(Source records)

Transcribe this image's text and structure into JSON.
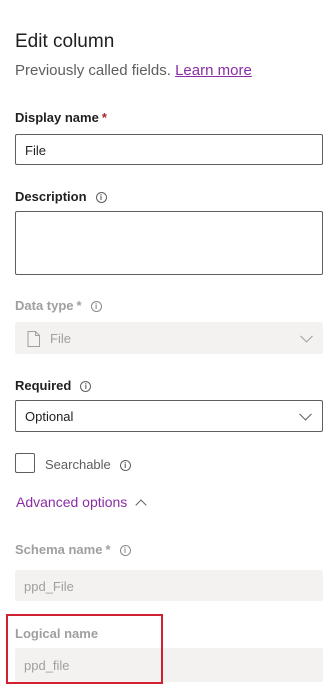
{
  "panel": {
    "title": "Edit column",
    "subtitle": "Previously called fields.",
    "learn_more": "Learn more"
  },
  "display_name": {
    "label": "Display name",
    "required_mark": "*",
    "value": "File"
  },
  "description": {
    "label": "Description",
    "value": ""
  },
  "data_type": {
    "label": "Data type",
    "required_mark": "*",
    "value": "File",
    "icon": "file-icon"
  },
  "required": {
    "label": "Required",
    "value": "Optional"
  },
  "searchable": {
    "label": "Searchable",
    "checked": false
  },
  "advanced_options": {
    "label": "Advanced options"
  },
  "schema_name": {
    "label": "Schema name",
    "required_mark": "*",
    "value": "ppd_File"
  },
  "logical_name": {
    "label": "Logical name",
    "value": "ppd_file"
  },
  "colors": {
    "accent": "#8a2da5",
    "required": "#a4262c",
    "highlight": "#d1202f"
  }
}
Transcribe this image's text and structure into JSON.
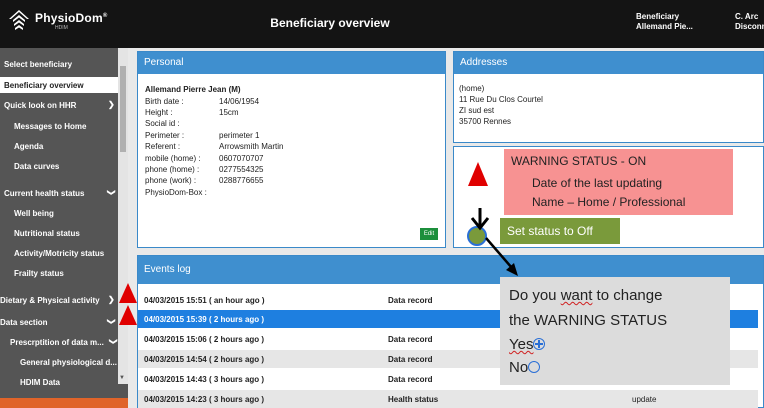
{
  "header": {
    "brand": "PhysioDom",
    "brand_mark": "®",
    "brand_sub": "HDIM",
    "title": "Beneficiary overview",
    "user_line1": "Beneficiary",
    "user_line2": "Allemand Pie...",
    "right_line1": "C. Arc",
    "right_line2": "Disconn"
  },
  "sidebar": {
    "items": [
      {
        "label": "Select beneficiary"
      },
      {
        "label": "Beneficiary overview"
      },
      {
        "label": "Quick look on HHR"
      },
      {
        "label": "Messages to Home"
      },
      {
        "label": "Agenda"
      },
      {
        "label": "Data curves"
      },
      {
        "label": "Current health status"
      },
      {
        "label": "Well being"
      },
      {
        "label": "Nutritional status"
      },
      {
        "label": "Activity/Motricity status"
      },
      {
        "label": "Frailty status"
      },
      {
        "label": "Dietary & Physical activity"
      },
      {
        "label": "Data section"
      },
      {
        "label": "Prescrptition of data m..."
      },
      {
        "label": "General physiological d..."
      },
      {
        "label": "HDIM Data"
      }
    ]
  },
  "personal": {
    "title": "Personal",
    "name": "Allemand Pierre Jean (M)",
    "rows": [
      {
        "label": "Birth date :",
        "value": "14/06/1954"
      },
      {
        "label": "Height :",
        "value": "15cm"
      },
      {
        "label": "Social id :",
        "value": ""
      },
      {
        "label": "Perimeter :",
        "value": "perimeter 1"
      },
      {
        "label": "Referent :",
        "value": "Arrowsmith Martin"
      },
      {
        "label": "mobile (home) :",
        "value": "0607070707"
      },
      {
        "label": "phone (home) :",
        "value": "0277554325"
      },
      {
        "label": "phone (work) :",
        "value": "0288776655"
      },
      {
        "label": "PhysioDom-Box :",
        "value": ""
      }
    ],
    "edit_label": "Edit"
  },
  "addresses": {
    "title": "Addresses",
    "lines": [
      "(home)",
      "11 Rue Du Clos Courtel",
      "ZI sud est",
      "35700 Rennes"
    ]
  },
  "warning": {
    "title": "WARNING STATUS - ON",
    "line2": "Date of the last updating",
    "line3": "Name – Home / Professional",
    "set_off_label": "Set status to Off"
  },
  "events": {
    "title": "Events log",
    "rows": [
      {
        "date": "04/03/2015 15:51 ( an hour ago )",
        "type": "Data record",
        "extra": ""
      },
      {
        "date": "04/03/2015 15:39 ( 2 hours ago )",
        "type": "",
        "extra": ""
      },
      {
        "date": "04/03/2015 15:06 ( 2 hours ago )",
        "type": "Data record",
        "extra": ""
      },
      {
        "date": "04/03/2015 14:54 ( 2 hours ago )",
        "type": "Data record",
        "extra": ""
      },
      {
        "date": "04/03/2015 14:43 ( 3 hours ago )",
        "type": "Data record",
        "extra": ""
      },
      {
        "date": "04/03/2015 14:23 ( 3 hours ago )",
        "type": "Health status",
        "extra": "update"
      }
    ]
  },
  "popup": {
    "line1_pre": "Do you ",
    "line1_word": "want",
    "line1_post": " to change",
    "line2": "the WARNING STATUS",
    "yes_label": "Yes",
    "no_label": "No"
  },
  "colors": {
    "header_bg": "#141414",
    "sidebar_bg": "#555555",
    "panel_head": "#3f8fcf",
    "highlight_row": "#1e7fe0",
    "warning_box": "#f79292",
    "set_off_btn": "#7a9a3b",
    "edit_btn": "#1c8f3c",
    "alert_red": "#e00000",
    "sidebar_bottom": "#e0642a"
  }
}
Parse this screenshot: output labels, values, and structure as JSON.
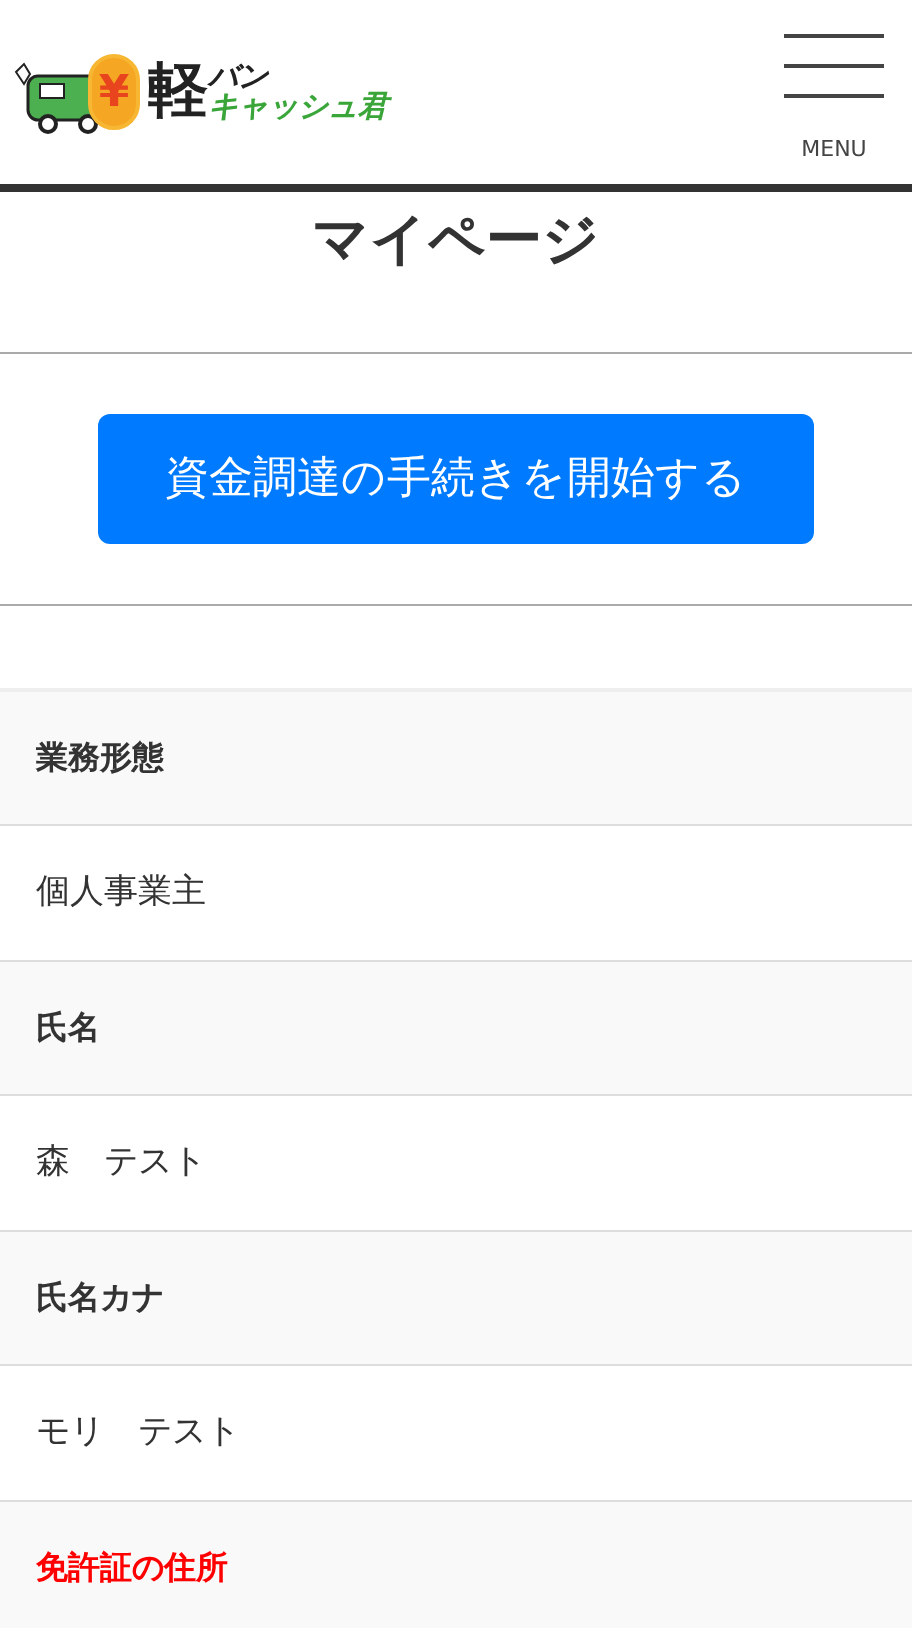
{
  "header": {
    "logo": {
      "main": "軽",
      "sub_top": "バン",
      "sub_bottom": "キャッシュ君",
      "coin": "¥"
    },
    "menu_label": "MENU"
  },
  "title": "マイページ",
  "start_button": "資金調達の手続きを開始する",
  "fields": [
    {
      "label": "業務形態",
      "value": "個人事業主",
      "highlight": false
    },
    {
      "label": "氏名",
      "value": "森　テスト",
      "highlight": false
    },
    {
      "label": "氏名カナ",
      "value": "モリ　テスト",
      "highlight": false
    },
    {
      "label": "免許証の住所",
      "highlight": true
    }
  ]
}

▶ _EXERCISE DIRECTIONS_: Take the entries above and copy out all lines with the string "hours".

▶ _TASK ANSWER_:
        "date": "04/03/2015 15:39 ( 2 hours ago )",
        "date": "04/03/2015 15:06 ( 2 hours ago )",
        "date": "04/03/2015 14:54 ( 2 hours ago )",
        "date": "04/03/2015 14:43 ( 3 hours ago )",
        "date": "04/03/2015 14:23 ( 3 hours ago )",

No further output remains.